▶ Interface dataset entries
• • • •

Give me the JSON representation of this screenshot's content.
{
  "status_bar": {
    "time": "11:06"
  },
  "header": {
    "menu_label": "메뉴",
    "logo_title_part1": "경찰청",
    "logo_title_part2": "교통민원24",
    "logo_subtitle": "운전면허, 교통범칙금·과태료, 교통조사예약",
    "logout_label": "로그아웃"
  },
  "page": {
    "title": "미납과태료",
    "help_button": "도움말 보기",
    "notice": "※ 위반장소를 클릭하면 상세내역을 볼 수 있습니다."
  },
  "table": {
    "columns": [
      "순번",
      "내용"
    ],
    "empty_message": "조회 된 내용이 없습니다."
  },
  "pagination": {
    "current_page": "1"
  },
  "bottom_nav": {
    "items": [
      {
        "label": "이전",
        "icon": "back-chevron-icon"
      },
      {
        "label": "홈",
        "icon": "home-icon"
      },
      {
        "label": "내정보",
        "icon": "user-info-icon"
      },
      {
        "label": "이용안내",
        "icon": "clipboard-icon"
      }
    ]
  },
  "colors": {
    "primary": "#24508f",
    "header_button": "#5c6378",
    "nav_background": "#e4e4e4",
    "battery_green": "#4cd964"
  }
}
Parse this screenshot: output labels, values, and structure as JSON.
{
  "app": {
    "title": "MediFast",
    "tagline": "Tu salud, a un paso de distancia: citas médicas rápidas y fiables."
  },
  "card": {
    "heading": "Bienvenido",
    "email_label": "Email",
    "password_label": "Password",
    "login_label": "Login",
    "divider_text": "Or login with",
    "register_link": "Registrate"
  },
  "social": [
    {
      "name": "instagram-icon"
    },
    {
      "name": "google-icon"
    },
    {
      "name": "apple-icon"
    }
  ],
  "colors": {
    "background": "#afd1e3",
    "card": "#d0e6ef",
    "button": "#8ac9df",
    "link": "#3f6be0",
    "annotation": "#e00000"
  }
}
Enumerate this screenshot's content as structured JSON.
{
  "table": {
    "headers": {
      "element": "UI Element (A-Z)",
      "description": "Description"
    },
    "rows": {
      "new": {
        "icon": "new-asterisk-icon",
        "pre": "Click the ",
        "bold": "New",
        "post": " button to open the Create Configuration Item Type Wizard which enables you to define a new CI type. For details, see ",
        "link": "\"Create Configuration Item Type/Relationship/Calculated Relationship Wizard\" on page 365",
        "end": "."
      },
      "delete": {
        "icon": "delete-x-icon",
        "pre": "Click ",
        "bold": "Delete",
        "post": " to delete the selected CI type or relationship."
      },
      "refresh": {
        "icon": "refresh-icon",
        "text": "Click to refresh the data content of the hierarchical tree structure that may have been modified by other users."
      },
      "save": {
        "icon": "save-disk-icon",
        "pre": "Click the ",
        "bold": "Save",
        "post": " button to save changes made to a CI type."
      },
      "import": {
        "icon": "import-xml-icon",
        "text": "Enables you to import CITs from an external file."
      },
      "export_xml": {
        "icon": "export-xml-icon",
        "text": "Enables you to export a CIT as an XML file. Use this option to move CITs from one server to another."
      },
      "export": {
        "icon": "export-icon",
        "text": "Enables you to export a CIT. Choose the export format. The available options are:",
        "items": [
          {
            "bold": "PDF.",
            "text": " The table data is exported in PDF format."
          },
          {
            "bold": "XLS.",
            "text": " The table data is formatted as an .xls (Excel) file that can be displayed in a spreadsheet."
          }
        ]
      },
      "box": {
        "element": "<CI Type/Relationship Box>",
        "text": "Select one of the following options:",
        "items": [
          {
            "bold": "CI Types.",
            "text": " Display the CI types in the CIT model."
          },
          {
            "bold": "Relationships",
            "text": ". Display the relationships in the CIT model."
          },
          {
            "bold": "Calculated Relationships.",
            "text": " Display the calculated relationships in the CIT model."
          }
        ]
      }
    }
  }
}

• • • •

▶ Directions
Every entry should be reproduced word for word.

▶ Problem solution
Give me the JSON representation of this screenshot's content.
{
  "status_bar": {
    "time": "11:06"
  },
  "header": {
    "menu_label": "메뉴",
    "logo_title_part1": "경찰청",
    "logo_title_part2": "교통민원24",
    "logo_subtitle": "운전면허, 교통범칙금·과태료, 교통조사예약",
    "logout_label": "로그아웃"
  },
  "page": {
    "title": "미납과태료",
    "help_button": "도움말 보기",
    "notice": "※ 위반장소를 클릭하면 상세내역을 볼 수 있습니다."
  },
  "table": {
    "columns": [
      "순번",
      "내용"
    ],
    "empty_message": "조회 된 내용이 없습니다."
  },
  "pagination": {
    "current_page": "1"
  },
  "bottom_nav": {
    "items": [
      {
        "label": "이전",
        "icon": "back-chevron-icon"
      },
      {
        "label": "홈",
        "icon": "home-icon"
      },
      {
        "label": "내정보",
        "icon": "user-info-icon"
      },
      {
        "label": "이용안내",
        "icon": "clipboard-icon"
      }
    ]
  },
  "colors": {
    "primary": "#24508f",
    "header_button": "#5c6378",
    "nav_background": "#e4e4e4",
    "battery_green": "#4cd964"
  }
}
Parse this screenshot: output labels, values, and structure as JSON.
{
  "app": {
    "title": "MediFast",
    "tagline": "Tu salud, a un paso de distancia: citas médicas rápidas y fiables."
  },
  "card": {
    "heading": "Bienvenido",
    "email_label": "Email",
    "password_label": "Password",
    "login_label": "Login",
    "divider_text": "Or login with",
    "register_link": "Registrate"
  },
  "social": [
    {
      "name": "instagram-icon"
    },
    {
      "name": "google-icon"
    },
    {
      "name": "apple-icon"
    }
  ],
  "colors": {
    "background": "#afd1e3",
    "card": "#d0e6ef",
    "button": "#8ac9df",
    "link": "#3f6be0",
    "annotation": "#e00000"
  }
}
Enumerate this screenshot's content as structured JSON.
{
  "table": {
    "headers": {
      "element": "UI Element (A-Z)",
      "description": "Description"
    },
    "rows": {
      "new": {
        "icon": "new-asterisk-icon",
        "pre": "Click the ",
        "bold": "New",
        "post": " button to open the Create Configuration Item Type Wizard which enables you to define a new CI type. For details, see ",
        "link": "\"Create Configuration Item Type/Relationship/Calculated Relationship Wizard\" on page 365",
        "end": "."
      },
      "delete": {
        "icon": "delete-x-icon",
        "pre": "Click ",
        "bold": "Delete",
        "post": " to delete the selected CI type or relationship."
      },
      "refresh": {
        "icon": "refresh-icon",
        "text": "Click to refresh the data content of the hierarchical tree structure that may have been modified by other users."
      },
      "save": {
        "icon": "save-disk-icon",
        "pre": "Click the ",
        "bold": "Save",
        "post": " button to save changes made to a CI type."
      },
      "import": {
        "icon": "import-xml-icon",
        "text": "Enables you to import CITs from an external file."
      },
      "export_xml": {
        "icon": "export-xml-icon",
        "text": "Enables you to export a CIT as an XML file. Use this option to move CITs from one server to another."
      },
      "export": {
        "icon": "export-icon",
        "text": "Enables you to export a CIT. Choose the export format. The available options are:",
        "items": [
          {
            "bold": "PDF.",
            "text": " The table data is exported in PDF format."
          },
          {
            "bold": "XLS.",
            "text": " The table data is formatted as an .xls (Excel) file that can be displayed in a spreadsheet."
          }
        ]
      },
      "box": {
        "element": "<CI Type/Relationship Box>",
        "text": "Select one of the following options:",
        "items": [
          {
            "bold": "CI Types.",
            "text": " Display the CI types in the CIT model."
          },
          {
            "bold": "Relationships",
            "text": ". Display the relationships in the CIT model."
          },
          {
            "bold": "Calculated Relationships.",
            "text": " Display the calculated relationships in the CIT model."
          }
        ]
      }
    }
  }
}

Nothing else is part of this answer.